In April, Facebook announced that it was letting brands build chatbots through Messenger’s Chatbot API, according to TheStreet. It provided a link for brands to use on their websites which, when clicked, allows users to send messages through the Messenger platform.

Additionally, Kik, a free messaging app, has a bot shop for companies such as Sephora, Vine, and H&M. Microsoft is developing its own bot platform, which allows any company to create a bot for customer service purposes.

Voice bot messaging: Amazon’s revolutionary contribution to shopping

Amazon has taken the idea of a personal assistant to the next level. They embedded an intelligent bot, Alexa, into their Echo devices. Customers can talk to the bot and ask it to order items through Amazon Prime, call for an Uber, purchase flowers from 1-800-Flowers, or get a pizza delivered from Domino’s.

amazon-echoAmazon’s Echo device is embedded with Alexa, a bot and personal assistant

The way it works is that you store your payment within Echo. When you want to shop, you give a voice command and it does the work for you. You can also hear tracking details on your Amazon orders and plan and track your flights through Kayak.

While voice command and in-app messaging are making shopping easier than ever, there are still many issues that need to be worked out before it goes mainstream.

The challenges going forward

Facebook has been accused time and time again of crossing boundaries when it comes to users’ privacy. This is an issue the company may face with M. Since the app only looks at the information provided within the chat, it’s not going to be as intelligent as it could be if it scanned all the data in users’ Facebook profiles. The social media network may be fearful of the backlash that kind of rollout could cause.

Consumers are used to chatting with real people – their friends, family members, acquaintances, and colleagues – via messaging apps. They are not yet used to the idea of talking to bots, having those bots do the searching for them, and speaking to the bots in a language that they understand. According to Medium’s Chris Messina, people are going to have to be trained not to talk in complete sentences but instead, converse more like programmers do.

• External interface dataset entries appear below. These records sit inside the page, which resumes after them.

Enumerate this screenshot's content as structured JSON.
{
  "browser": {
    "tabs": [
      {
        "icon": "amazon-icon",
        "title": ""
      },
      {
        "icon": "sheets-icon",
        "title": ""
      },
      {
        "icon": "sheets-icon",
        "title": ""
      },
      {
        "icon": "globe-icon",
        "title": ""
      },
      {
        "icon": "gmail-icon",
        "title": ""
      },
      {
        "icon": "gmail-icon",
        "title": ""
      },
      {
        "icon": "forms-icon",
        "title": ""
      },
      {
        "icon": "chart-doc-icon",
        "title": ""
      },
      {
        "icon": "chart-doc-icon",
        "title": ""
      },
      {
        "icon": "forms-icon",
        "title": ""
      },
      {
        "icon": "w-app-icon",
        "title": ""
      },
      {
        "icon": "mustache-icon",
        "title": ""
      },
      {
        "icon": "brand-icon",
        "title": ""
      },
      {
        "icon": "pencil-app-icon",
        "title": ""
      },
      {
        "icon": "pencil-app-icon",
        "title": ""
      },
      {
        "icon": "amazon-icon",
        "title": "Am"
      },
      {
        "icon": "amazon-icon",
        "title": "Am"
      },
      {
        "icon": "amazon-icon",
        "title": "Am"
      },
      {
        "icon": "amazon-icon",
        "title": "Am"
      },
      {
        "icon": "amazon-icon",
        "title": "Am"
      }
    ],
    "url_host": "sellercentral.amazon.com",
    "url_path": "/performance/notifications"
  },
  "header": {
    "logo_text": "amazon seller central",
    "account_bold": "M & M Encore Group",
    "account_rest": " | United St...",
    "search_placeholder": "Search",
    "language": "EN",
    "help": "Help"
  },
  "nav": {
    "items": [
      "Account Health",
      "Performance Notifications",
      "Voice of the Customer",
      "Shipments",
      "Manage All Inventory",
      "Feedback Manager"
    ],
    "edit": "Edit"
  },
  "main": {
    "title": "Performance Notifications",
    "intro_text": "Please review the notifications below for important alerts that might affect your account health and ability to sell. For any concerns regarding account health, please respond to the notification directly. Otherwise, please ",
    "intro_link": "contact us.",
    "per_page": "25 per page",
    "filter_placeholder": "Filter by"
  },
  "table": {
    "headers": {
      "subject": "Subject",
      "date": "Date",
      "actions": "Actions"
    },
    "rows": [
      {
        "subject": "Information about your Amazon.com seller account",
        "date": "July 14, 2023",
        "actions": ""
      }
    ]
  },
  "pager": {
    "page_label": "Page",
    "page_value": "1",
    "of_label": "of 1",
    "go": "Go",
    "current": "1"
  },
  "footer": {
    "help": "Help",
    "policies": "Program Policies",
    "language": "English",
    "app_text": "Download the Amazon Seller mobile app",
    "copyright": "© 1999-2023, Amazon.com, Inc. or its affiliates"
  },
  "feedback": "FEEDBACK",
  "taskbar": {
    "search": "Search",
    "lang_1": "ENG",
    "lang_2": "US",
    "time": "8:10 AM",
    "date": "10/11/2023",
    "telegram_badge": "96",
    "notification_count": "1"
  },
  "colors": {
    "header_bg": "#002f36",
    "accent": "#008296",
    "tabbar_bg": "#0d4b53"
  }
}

If people don’t start using programming-friendly language, it will make it harder for bots to discover where their help is needed. For example, you may be deep in conversation with a friend about paying for movie tickets the next time you both hang out. If you don’t learn how to trigger the bot to join the conversation and help you purchase the tickets, you’re going to have to keep doing it on your own. Aside from that, what if consumers don’t want to trigger the bots? It may make them feel like their privacy is being compromised.

In terms of Alexa, consumers first have to adopt the Echo technology, which will run them close to $200. Shoppers also have to be willing to sign up for Prime, so the devices are more likely to attract heavy Amazon users.

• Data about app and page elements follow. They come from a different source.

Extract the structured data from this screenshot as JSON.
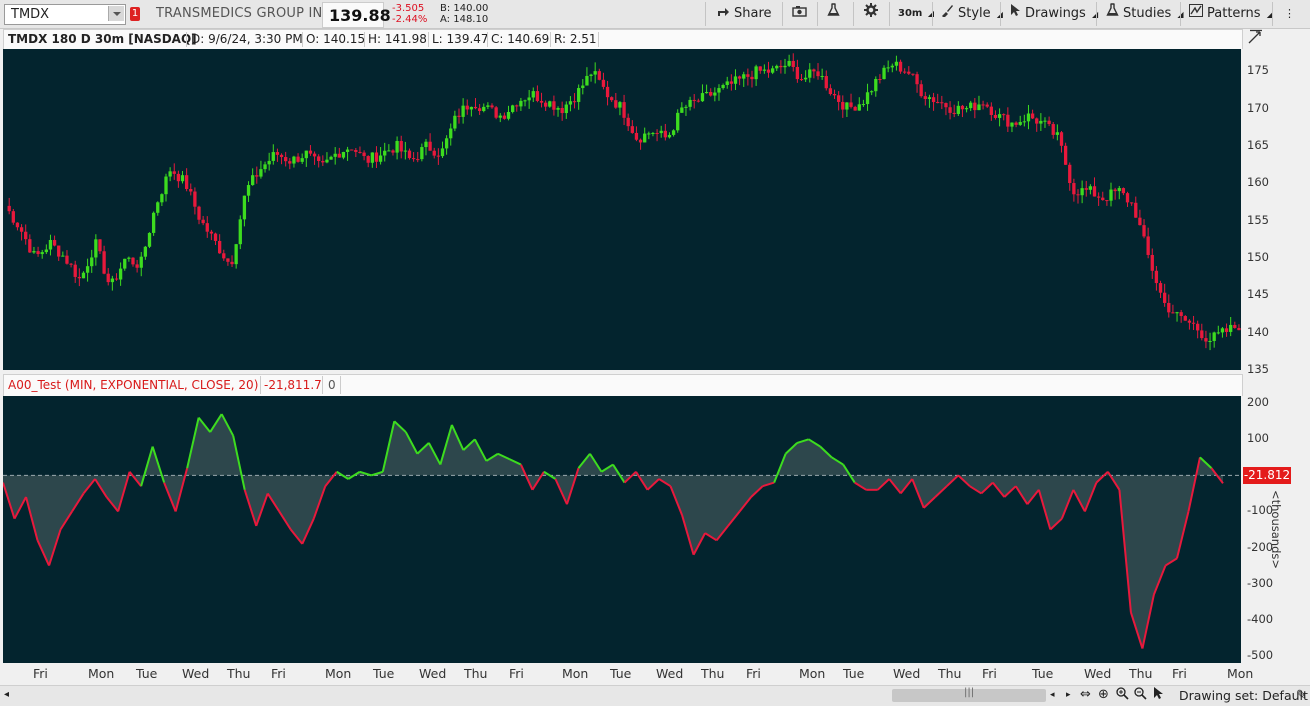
{
  "toolbar": {
    "symbol": "TMDX",
    "alert_count": "1",
    "company": "TRANSMEDICS GROUP IN",
    "last": "139.88",
    "change": "-3.505",
    "change_pct": "-2.44%",
    "bid": "B: 140.00",
    "ask": "A: 148.10",
    "share_label": "Share",
    "timeframe_label": "30m",
    "style_label": "Style",
    "drawings_label": "Drawings",
    "studies_label": "Studies",
    "patterns_label": "Patterns"
  },
  "chart_header": {
    "title": "TMDX 180 D 30m [NASDAQ]",
    "date": "D: 9/6/24, 3:30 PM",
    "open": "O: 140.15",
    "high": "H: 141.98",
    "low": "L: 139.47",
    "close": "C: 140.69",
    "range": "R: 2.51"
  },
  "indicator_header": {
    "name": "A00_Test (MIN, EXPONENTIAL, CLOSE, 20)",
    "value": "-21,811.7",
    "extra": "0"
  },
  "indicator_axis": {
    "current_value_label": "-21.812",
    "unit_label": "<thousands>"
  },
  "bottom_bar": {
    "drawing_set": "Drawing set: Default"
  },
  "chart_data": [
    {
      "type": "candlestick",
      "title": "TMDX 180 D 30m [NASDAQ]",
      "ylim": [
        135,
        178
      ],
      "yticks": [
        135,
        140,
        145,
        150,
        155,
        160,
        165,
        170,
        175
      ],
      "x_labels": [
        "Fri",
        "Mon",
        "Tue",
        "Wed",
        "Thu",
        "Fri",
        "Mon",
        "Tue",
        "Wed",
        "Thu",
        "Fri",
        "Mon",
        "Tue",
        "Wed",
        "Thu",
        "Fri",
        "Mon",
        "Tue",
        "Wed",
        "Thu",
        "Fri",
        "Tue",
        "Wed",
        "Thu",
        "Fri",
        "Mon"
      ],
      "close_path": [
        157,
        154,
        150,
        152,
        150,
        147,
        152,
        146,
        150,
        149,
        157,
        162,
        160,
        155,
        152,
        149,
        159,
        162,
        164,
        163,
        164,
        162,
        164,
        165,
        163,
        164,
        165,
        163,
        165,
        164,
        169,
        171,
        170,
        169,
        171,
        172,
        171,
        170,
        172,
        175,
        172,
        170,
        166,
        167,
        166,
        170,
        171,
        172,
        173,
        174,
        175,
        175,
        176,
        174,
        175,
        172,
        170,
        171,
        174,
        176,
        175,
        172,
        171,
        170,
        170,
        171,
        169,
        168,
        169,
        168,
        166,
        159,
        159,
        158,
        159,
        157,
        150,
        144,
        142,
        141,
        139,
        140,
        141
      ],
      "colors": {
        "up": "#3ddc1f",
        "down": "#e8193c"
      }
    },
    {
      "type": "area",
      "title": "A00_Test (MIN, EXPONENTIAL, CLOSE, 20)",
      "ylabel": "<thousands>",
      "ylim": [
        -500,
        200
      ],
      "yticks": [
        200,
        100,
        0,
        -100,
        -200,
        -300,
        -400,
        -500
      ],
      "values": [
        -20,
        -120,
        -60,
        -180,
        -250,
        -150,
        -100,
        -50,
        -10,
        -60,
        -100,
        10,
        -30,
        80,
        -20,
        -100,
        20,
        160,
        120,
        170,
        110,
        -40,
        -140,
        -50,
        -100,
        -150,
        -190,
        -120,
        -30,
        10,
        -10,
        10,
        0,
        10,
        150,
        120,
        60,
        90,
        30,
        140,
        70,
        100,
        40,
        60,
        45,
        30,
        -40,
        10,
        -10,
        -80,
        20,
        60,
        10,
        30,
        -20,
        10,
        -40,
        -10,
        -30,
        -110,
        -220,
        -160,
        -180,
        -140,
        -100,
        -60,
        -30,
        -20,
        60,
        90,
        100,
        80,
        50,
        30,
        -20,
        -40,
        -40,
        -10,
        -50,
        -10,
        -90,
        -60,
        -30,
        0,
        -30,
        -50,
        -20,
        -60,
        -30,
        -80,
        -40,
        -150,
        -120,
        -40,
        -100,
        -20,
        10,
        -40,
        -380,
        -480,
        -330,
        -250,
        -230,
        -100,
        50,
        20,
        -22
      ],
      "colors": {
        "positive": "#3ddc1f",
        "negative": "#e8193c"
      }
    }
  ]
}
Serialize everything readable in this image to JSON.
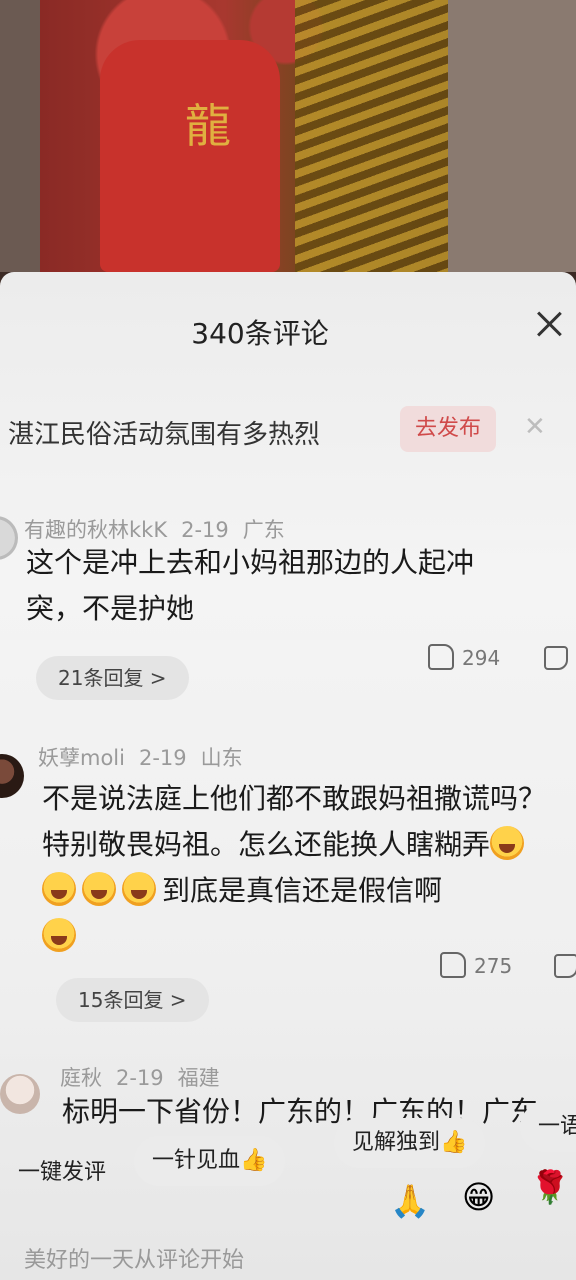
{
  "sheet": {
    "title": "340条评论"
  },
  "topic": {
    "text": "湛江民俗活动氛围有多热烈",
    "publish_label": "去发布"
  },
  "comments": [
    {
      "user": "有趣的秋林kkK",
      "date": "2-19",
      "location": "广东",
      "text": "这个是冲上去和小妈祖那边的人起冲突，不是护她",
      "likes": "294",
      "replies": "21条回复 >"
    },
    {
      "user": "妖孽moli",
      "date": "2-19",
      "location": "山东",
      "text": "不是说法庭上他们都不敢跟妈祖撒谎吗？特别敬畏妈祖。怎么还能换人瞎糊弄",
      "text_after": "到底是真信还是假信啊",
      "likes": "275",
      "replies": "15条回复 >"
    },
    {
      "user": "庭秋",
      "date": "2-19",
      "location": "福建",
      "text": "标明一下省份！广东的！广东的！广东"
    }
  ],
  "quick_replies": [
    "一键发评",
    "一针见血👍",
    "见解独到👍",
    "一语"
  ],
  "emoji_bar": [
    "🙏",
    "😁",
    "🌹"
  ],
  "input": {
    "placeholder": "美好的一天从评论开始"
  }
}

Another issue with in-app messaging and shopping is that hacks and security breaches occur every single day. Consumers might be wary of handing over all of their information when they don’t know how secure a company is. They may not want their credit cards stored on Facebook or their PayPal information on Snapchat. Right now, these platforms are free, and consumers aren’t used to doing commerce on them.

Though it will take a lot of work to flesh out bugs and determine consumers’ comfort level, in-app messaging has the power to transform how we go about our day-to-day lives. It can save us all time and money, and make it easier for brands to reach us when we need them the most.

Looking to get started with your own automated messaging and chat bots? There are a number of interesting startups helping you do this without a programmer on your team: